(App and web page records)
········

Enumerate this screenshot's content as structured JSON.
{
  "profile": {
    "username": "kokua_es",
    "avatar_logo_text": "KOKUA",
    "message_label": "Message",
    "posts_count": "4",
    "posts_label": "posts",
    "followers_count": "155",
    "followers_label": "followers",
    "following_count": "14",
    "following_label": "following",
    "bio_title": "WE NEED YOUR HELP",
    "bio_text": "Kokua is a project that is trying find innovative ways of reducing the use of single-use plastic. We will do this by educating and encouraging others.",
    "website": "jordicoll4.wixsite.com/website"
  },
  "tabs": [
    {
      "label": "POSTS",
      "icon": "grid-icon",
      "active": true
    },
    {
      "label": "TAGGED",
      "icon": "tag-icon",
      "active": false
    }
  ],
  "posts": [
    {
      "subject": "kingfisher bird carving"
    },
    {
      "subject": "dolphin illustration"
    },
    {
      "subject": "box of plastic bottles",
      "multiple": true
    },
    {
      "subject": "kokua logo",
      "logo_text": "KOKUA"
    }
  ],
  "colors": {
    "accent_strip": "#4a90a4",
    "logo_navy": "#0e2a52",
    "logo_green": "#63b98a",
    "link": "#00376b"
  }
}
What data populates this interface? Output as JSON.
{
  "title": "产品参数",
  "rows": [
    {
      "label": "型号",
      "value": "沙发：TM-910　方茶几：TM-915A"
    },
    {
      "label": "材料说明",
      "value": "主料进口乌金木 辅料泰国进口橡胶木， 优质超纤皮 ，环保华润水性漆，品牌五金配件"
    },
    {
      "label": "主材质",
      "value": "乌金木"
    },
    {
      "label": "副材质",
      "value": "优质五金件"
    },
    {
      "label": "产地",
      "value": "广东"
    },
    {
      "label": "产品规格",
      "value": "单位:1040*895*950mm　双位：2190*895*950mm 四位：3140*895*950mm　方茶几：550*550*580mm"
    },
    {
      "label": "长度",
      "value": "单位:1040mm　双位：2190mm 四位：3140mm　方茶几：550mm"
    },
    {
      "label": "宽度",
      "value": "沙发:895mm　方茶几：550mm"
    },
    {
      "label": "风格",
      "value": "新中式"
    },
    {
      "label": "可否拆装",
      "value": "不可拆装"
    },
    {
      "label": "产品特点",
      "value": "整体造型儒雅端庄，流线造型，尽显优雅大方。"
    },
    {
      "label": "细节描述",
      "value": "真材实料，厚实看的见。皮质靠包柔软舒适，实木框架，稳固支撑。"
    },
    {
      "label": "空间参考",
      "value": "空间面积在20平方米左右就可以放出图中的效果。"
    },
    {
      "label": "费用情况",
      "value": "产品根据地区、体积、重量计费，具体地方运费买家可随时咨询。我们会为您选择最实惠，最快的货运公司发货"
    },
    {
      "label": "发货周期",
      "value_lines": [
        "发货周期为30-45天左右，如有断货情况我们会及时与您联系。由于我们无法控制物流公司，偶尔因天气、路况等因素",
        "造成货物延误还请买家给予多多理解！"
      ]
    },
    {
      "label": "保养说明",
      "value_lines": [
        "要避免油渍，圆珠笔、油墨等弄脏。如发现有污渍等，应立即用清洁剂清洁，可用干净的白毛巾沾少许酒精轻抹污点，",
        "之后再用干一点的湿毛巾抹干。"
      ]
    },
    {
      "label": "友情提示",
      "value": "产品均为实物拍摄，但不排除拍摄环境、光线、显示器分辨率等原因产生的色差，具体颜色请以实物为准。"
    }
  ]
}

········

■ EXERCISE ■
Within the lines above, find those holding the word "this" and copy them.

■ RESULT BELOW ■
Enumerate this screenshot's content as structured JSON.
    "bio_text": "Kokua is a project that is trying find innovative ways of reducing the use of single-use plastic. We will do this by educating and encouraging others.",
What data populates this interface? Output as JSON.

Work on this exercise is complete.